*** Begin section ***
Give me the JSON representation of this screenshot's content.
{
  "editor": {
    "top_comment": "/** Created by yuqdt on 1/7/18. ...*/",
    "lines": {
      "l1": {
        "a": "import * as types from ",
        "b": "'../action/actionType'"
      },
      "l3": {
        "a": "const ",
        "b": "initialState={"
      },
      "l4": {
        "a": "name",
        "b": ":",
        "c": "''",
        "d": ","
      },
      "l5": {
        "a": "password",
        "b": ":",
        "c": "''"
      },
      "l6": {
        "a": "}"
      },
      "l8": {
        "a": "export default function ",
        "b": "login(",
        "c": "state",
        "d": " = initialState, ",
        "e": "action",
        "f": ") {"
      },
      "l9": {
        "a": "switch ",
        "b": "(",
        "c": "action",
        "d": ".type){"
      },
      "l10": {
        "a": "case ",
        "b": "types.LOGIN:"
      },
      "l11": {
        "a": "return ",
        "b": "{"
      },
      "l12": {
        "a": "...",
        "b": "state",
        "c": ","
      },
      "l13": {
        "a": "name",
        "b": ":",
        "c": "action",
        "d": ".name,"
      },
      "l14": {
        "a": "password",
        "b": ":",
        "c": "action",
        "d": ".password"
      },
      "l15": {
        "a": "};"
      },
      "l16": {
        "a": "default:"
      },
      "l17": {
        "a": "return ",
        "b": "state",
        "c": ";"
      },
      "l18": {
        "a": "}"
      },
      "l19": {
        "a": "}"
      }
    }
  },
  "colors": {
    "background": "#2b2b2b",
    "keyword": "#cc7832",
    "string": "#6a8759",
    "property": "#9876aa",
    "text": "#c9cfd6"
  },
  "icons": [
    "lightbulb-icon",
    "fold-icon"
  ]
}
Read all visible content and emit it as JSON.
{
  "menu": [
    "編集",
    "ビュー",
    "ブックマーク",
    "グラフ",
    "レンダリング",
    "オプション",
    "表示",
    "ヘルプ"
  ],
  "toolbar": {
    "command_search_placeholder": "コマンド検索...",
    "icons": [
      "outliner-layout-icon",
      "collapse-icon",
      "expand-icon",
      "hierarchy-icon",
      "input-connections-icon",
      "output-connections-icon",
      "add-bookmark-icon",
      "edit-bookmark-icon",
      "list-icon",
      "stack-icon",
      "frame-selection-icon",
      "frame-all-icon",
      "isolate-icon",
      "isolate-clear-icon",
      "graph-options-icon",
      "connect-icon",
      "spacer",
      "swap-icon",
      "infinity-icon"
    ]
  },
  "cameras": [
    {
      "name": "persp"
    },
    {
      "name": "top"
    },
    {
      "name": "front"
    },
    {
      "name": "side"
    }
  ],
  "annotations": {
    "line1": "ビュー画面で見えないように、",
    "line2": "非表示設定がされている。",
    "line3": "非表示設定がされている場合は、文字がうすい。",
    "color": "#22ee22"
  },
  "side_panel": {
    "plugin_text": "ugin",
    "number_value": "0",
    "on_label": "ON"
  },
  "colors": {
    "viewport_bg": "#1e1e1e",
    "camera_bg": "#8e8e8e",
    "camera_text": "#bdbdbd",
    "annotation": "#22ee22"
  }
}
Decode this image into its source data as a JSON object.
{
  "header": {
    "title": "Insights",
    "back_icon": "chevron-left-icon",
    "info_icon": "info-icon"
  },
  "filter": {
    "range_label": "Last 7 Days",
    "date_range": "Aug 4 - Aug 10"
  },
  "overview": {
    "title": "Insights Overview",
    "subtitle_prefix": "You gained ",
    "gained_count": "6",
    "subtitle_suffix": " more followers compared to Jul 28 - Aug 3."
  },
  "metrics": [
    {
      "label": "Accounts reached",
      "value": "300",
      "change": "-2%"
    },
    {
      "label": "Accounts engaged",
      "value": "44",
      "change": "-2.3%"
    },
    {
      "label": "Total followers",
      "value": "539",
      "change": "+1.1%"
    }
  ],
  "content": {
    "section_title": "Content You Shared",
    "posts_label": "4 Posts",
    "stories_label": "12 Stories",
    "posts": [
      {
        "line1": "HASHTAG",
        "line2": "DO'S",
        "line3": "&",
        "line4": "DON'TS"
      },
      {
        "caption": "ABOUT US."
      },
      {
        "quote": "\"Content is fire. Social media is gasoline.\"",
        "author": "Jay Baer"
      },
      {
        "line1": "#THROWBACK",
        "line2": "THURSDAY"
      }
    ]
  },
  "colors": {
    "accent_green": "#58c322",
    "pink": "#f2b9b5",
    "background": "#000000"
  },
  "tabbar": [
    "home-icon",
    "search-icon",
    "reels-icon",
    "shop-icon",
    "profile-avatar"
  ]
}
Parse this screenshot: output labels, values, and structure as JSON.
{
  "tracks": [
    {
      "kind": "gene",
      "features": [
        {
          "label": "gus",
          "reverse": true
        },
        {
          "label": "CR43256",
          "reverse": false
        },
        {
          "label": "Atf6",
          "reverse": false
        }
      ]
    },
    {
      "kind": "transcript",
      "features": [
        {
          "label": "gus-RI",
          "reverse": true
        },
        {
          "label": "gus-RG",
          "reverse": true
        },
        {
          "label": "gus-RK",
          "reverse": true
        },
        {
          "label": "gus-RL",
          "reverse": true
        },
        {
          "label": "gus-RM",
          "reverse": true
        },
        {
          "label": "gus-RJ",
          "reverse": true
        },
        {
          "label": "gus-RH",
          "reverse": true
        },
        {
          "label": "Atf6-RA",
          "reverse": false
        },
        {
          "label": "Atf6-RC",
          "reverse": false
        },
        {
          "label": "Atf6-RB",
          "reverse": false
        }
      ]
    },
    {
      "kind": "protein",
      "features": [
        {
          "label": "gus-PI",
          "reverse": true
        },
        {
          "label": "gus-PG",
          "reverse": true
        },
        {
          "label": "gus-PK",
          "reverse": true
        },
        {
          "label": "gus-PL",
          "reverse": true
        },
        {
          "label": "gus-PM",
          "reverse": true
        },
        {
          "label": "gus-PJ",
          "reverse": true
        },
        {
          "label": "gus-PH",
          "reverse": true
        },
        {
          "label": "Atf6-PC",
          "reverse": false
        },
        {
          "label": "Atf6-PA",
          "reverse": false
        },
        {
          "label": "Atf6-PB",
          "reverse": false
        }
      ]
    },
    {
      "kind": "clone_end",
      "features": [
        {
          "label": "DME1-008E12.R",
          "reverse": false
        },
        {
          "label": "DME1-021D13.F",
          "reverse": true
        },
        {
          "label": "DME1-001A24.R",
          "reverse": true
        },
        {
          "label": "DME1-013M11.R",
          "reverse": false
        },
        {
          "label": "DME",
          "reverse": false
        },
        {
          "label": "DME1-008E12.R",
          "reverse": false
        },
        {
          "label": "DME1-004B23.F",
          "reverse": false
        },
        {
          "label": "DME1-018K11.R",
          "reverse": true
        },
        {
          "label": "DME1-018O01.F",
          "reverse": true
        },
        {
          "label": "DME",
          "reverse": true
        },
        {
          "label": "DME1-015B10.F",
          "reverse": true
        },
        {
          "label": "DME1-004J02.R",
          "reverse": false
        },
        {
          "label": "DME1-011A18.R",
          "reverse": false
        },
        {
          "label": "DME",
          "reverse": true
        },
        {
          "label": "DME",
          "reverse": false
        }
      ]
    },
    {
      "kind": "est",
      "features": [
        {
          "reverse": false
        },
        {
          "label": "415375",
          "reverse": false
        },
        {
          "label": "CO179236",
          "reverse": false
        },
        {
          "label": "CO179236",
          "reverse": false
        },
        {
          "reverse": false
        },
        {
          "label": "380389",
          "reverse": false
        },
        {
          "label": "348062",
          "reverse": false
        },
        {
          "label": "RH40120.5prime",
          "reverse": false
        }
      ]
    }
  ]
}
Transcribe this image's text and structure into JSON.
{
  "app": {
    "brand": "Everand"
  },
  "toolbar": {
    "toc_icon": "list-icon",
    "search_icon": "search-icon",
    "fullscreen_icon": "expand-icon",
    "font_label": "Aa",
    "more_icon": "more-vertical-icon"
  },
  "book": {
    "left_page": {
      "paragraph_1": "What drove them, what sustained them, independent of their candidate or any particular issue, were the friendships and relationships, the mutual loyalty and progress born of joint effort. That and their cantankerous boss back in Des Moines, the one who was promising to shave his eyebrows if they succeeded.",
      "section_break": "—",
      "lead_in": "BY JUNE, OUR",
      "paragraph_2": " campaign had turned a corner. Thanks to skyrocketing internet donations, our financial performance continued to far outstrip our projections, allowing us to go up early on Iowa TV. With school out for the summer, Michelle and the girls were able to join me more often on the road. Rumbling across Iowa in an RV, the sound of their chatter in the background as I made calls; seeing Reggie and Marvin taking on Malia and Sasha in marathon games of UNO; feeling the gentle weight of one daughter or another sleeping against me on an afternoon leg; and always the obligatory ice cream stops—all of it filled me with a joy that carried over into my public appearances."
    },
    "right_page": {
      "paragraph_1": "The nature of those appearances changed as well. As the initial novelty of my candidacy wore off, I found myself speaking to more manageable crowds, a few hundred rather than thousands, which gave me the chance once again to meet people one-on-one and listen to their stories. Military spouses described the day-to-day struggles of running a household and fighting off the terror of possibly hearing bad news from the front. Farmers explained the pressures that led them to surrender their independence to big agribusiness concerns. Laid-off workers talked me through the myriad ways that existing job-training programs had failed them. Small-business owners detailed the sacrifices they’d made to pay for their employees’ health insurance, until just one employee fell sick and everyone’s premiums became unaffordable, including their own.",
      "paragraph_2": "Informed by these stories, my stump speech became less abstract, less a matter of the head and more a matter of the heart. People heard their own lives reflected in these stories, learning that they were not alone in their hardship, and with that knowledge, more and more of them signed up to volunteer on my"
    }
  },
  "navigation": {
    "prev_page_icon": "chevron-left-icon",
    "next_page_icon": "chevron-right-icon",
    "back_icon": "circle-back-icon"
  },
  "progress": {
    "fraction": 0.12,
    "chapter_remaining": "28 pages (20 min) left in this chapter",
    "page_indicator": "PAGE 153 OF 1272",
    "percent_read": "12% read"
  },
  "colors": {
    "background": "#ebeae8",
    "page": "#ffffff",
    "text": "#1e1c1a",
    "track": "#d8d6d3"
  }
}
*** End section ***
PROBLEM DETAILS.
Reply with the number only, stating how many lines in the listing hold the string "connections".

RESULT.
2